What you need to do =>
Check every line of the entries for "Database", and copy the lines that hold it.

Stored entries
------------------------------------------------------------
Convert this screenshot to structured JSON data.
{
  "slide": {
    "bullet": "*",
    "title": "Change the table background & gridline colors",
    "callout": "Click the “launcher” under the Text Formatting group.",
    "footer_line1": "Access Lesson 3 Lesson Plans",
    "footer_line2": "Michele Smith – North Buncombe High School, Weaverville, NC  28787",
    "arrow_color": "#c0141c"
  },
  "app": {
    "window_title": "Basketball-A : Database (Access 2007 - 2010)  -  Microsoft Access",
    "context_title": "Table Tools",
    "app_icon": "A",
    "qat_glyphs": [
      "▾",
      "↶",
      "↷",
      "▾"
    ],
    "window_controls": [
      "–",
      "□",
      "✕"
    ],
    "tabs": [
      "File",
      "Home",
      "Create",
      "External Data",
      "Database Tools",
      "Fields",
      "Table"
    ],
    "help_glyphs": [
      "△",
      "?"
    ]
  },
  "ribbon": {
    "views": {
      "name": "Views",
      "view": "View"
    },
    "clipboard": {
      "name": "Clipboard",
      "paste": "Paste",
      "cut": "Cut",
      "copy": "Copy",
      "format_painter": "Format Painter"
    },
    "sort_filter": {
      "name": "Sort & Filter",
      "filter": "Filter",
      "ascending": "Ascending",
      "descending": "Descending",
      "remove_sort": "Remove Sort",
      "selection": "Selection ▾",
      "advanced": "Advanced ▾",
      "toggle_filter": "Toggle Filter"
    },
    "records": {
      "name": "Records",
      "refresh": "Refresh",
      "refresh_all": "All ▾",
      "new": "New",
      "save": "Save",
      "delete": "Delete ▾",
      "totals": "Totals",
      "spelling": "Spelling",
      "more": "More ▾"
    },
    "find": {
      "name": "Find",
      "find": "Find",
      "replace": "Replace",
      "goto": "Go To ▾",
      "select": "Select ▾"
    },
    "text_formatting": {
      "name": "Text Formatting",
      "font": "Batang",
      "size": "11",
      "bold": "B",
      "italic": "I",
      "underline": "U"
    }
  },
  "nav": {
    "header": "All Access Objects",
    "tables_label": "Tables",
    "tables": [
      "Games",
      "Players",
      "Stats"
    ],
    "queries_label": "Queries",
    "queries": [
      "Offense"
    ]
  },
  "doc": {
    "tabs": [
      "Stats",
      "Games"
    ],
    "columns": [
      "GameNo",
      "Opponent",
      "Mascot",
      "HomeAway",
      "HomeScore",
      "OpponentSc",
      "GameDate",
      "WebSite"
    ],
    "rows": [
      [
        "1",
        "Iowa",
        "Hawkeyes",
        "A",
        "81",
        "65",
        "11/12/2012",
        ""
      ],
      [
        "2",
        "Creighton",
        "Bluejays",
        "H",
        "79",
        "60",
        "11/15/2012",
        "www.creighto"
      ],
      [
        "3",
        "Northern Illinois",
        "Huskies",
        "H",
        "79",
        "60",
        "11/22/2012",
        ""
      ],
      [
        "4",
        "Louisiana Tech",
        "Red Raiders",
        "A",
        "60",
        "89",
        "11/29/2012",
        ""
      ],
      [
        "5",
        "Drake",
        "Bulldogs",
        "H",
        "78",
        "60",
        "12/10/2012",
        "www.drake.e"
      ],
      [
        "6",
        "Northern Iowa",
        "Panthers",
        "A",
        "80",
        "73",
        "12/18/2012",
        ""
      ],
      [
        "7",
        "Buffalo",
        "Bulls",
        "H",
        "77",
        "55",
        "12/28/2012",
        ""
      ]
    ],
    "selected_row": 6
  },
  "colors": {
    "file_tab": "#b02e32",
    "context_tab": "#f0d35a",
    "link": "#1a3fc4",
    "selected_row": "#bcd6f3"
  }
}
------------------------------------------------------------
Answer space =>
    "window_title": "Basketball-A : Database (Access 2007 - 2010)  -  Microsoft Access",
      "Database Tools",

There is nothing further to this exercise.